▶ [Brief]:
From the entries below, work out the number of lines that hold the word "docx", and give that number alone.

▶ [Data to process]:
▶
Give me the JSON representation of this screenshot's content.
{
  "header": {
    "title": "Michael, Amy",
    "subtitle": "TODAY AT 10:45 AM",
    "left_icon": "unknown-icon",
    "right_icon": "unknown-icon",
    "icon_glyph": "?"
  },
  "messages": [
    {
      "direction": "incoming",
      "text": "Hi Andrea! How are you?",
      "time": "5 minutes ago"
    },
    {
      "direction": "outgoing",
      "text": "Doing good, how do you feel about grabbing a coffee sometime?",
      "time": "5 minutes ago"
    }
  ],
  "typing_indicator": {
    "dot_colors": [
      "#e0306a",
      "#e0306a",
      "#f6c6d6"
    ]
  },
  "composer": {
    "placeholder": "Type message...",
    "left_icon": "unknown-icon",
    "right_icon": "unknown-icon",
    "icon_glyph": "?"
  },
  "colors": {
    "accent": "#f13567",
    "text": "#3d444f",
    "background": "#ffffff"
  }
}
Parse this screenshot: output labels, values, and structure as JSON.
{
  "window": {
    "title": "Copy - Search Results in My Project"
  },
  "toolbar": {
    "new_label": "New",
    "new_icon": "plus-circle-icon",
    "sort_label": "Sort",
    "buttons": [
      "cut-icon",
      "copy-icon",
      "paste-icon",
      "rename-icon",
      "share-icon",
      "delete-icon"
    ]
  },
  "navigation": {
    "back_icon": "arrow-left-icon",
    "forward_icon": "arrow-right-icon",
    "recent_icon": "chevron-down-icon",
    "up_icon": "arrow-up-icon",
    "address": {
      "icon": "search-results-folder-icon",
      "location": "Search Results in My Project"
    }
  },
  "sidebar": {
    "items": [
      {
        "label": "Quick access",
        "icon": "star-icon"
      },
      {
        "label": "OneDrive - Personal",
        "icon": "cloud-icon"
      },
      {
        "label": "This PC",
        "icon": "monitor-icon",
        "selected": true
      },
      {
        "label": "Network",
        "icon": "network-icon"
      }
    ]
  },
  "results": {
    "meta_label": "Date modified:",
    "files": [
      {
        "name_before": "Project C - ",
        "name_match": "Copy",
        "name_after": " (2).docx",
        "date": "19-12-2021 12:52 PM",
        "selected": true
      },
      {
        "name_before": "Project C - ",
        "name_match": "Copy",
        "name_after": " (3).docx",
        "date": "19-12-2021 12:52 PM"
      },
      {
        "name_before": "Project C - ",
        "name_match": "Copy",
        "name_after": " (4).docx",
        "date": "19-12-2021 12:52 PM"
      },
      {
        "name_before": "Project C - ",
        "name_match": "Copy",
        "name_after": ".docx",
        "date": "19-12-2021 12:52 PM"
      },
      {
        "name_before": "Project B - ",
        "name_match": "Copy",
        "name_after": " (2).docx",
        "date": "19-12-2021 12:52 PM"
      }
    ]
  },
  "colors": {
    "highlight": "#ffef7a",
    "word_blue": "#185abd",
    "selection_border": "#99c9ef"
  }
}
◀
▶ [Exercise response]:
5